● **Aim of the exercise**: Check every line of the material for the word "JSON". Copy those that have it.

● **Data extract**:
..............................

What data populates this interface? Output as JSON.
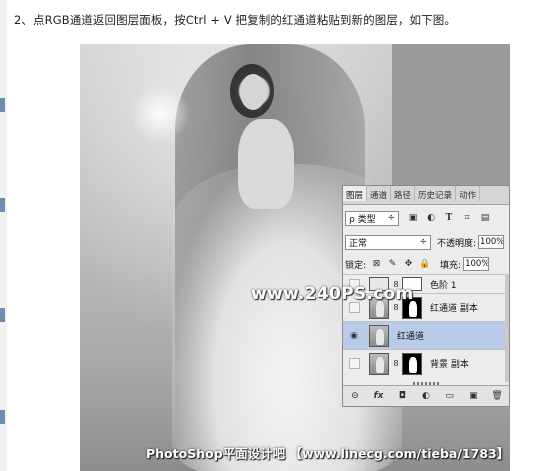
{
  "instruction": "2、点RGB通道返回图层面板，按Ctrl + V 把复制的红通道粘贴到新的图层，如下图。",
  "watermarks": {
    "site": "www.240PS.com",
    "footer": "PhotoShop平面设计吧 【www.linecg.com/tieba/1783】"
  },
  "panel": {
    "tabs": [
      "图层",
      "通道",
      "路径",
      "历史记录",
      "动作"
    ],
    "filter": {
      "label": "ρ 类型",
      "arrow": "÷",
      "icons": [
        "image-filter-icon",
        "adjustment-filter-icon",
        "type-filter-icon",
        "shape-filter-icon",
        "smart-object-filter-icon"
      ]
    },
    "blend_mode": "正常",
    "opacity_label": "不透明度:",
    "opacity_value": "100%",
    "lock_label": "锁定:",
    "fill_label": "填充:",
    "fill_value": "100%",
    "layers": [
      {
        "name": "色阶 1",
        "visible": false,
        "selected": false
      },
      {
        "name": "红通道 副本",
        "visible": false,
        "selected": false
      },
      {
        "name": "红通道",
        "visible": true,
        "selected": true
      },
      {
        "name": "背景 副本",
        "visible": false,
        "selected": false
      }
    ],
    "footer_icons": [
      "link-icon",
      "fx-icon",
      "add-mask-icon",
      "adjustment-icon",
      "group-folder-icon",
      "new-layer-icon",
      "trash-icon"
    ],
    "footer_glyphs": [
      "⊝",
      "fx",
      "◘",
      "◐",
      "▭",
      "▣",
      "🗑"
    ]
  }
}
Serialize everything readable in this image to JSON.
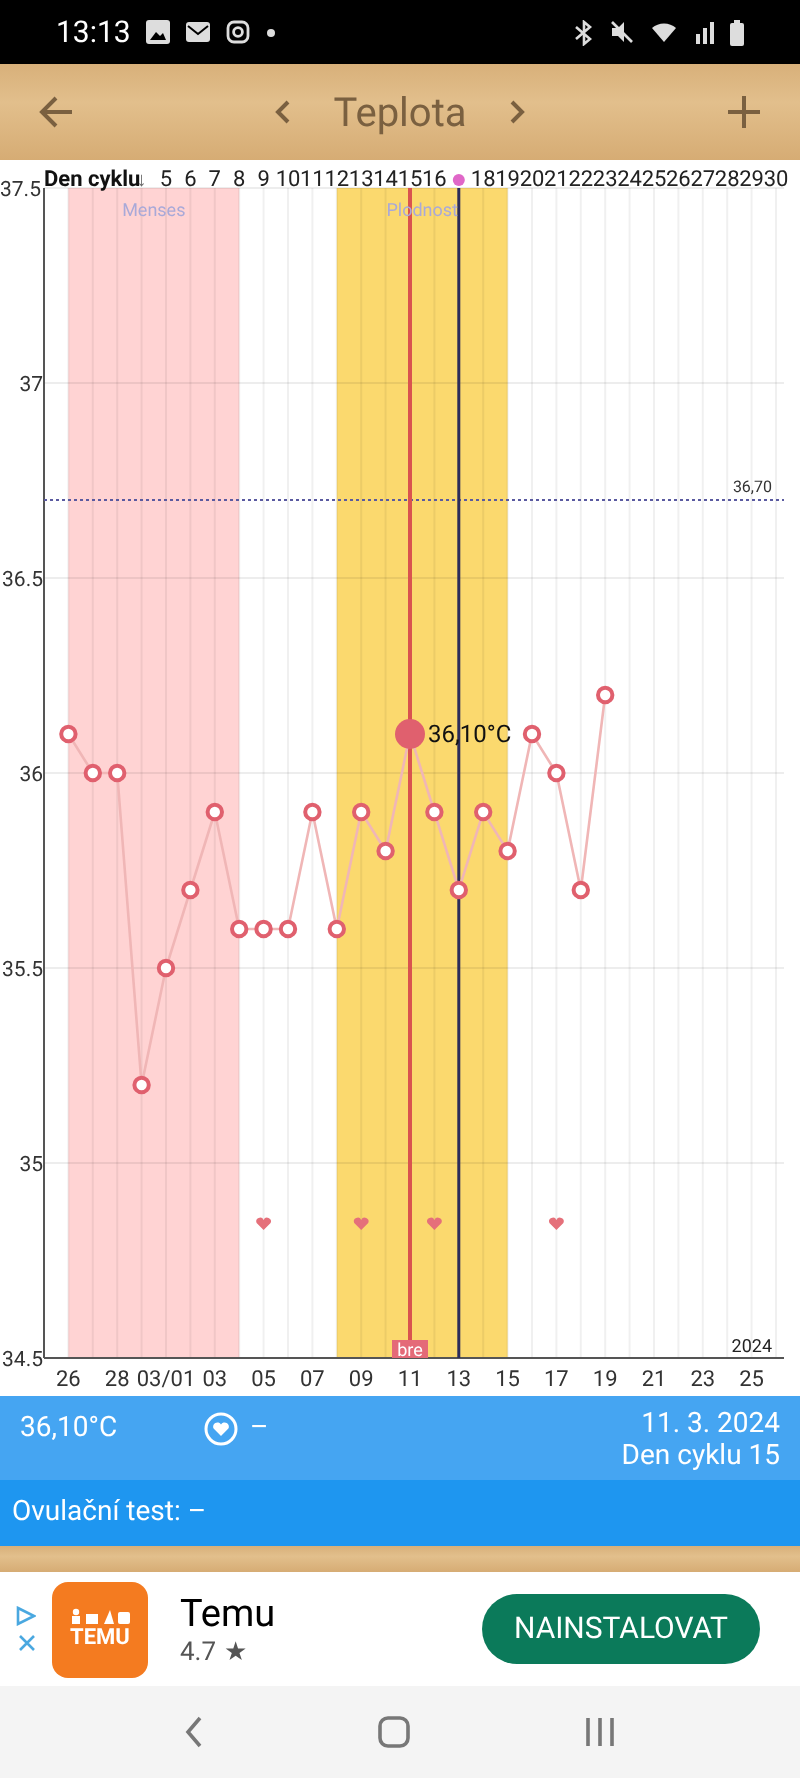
{
  "status_bar": {
    "time": "13:13"
  },
  "header": {
    "title": "Teplota"
  },
  "chart": {
    "cycle_header": {
      "title": "Den cyklu",
      "arrow": "↓",
      "days": [
        {
          "kind": "number",
          "label": "5",
          "heart": false,
          "selected": false
        },
        {
          "kind": "number",
          "label": "6",
          "heart": false,
          "selected": false
        },
        {
          "kind": "number",
          "label": "7",
          "heart": false,
          "selected": false
        },
        {
          "kind": "number",
          "label": "8",
          "heart": false,
          "selected": false
        },
        {
          "kind": "number",
          "label": "9",
          "heart": true,
          "selected": false
        },
        {
          "kind": "number",
          "label": "10",
          "heart": false,
          "selected": false
        },
        {
          "kind": "number",
          "label": "11",
          "heart": false,
          "selected": false
        },
        {
          "kind": "number",
          "label": "12",
          "heart": false,
          "selected": false
        },
        {
          "kind": "number",
          "label": "13",
          "heart": true,
          "selected": false
        },
        {
          "kind": "number",
          "label": "14",
          "heart": false,
          "selected": false
        },
        {
          "kind": "number",
          "label": "15",
          "heart": false,
          "selected": true
        },
        {
          "kind": "number",
          "label": "16",
          "heart": true,
          "selected": false
        },
        {
          "kind": "today",
          "heart": false,
          "selected": false
        },
        {
          "kind": "number",
          "label": "18",
          "heart": false,
          "selected": false
        },
        {
          "kind": "number",
          "label": "19",
          "heart": false,
          "selected": false
        },
        {
          "kind": "number",
          "label": "20",
          "heart": false,
          "selected": false
        },
        {
          "kind": "number",
          "label": "21",
          "heart": true,
          "selected": false
        },
        {
          "kind": "number",
          "label": "22",
          "heart": false,
          "selected": false
        },
        {
          "kind": "number",
          "label": "23",
          "heart": false,
          "selected": false
        },
        {
          "kind": "number",
          "label": "24",
          "heart": false,
          "selected": false
        },
        {
          "kind": "number",
          "label": "25",
          "heart": false,
          "selected": false
        },
        {
          "kind": "number",
          "label": "26",
          "heart": false,
          "selected": false
        },
        {
          "kind": "number",
          "label": "27",
          "heart": false,
          "selected": false
        },
        {
          "kind": "number",
          "label": "28",
          "heart": false,
          "selected": false
        },
        {
          "kind": "number",
          "label": "29",
          "heart": false,
          "selected": false
        },
        {
          "kind": "number",
          "label": "30",
          "heart": false,
          "selected": false
        }
      ]
    },
    "selected_label": "36,10°C",
    "selected_tag": "bre",
    "year": "2024",
    "chart_data": {
      "type": "line",
      "categories": [
        "26",
        null,
        "28",
        null,
        "03/01",
        null,
        "03",
        null,
        "05",
        null,
        "07",
        null,
        "09",
        null,
        "11",
        null,
        "13",
        null,
        "15",
        null,
        "17",
        null,
        "19",
        null,
        "21",
        null,
        "23",
        null,
        "25",
        null
      ],
      "series": [
        {
          "color": "#e0606e",
          "marker": "o",
          "values": [
            36.1,
            36.0,
            36.0,
            35.2,
            35.5,
            35.7,
            35.9,
            35.6,
            35.6,
            35.6,
            35.9,
            35.6,
            35.9,
            35.8,
            36.1,
            35.9,
            35.7,
            35.9,
            35.8,
            36.1,
            36.0,
            35.7,
            36.2,
            null,
            null,
            null,
            null,
            null,
            null,
            null
          ]
        }
      ],
      "ylim": [
        34.5,
        37.5
      ],
      "yticks": [
        {
          "value": 37.5,
          "label": "37.5"
        },
        {
          "value": 37,
          "label": "37"
        },
        {
          "value": 36.5,
          "label": "36.5"
        },
        {
          "value": 36,
          "label": "36"
        },
        {
          "value": 35.5,
          "label": "35.5"
        },
        {
          "value": 35,
          "label": "35"
        },
        {
          "value": 34.5,
          "label": "34.5"
        }
      ],
      "grid": true,
      "ref_lines": [
        {
          "axis": "y",
          "value": 36.7,
          "label": "36,70"
        }
      ]
    },
    "phases": [
      {
        "kind": "menses",
        "label": "Menses"
      },
      {
        "kind": "fertile",
        "label": "Plodnost"
      }
    ]
  },
  "info": {
    "temperature": "36,10°C",
    "sex": "–",
    "date": "11. 3. 2024",
    "cycle_day": "Den cyklu 15"
  },
  "ovulation": {
    "text": "Ovulační test: –"
  },
  "ad": {
    "logo_text": "TEMU",
    "name": "Temu",
    "rating": "4.7",
    "star": "★",
    "button": "NAINSTALOVAT"
  }
}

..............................

● **Response below**:
What data populates this interface? Output as JSON.
Serialize everything readable in this image to JSON.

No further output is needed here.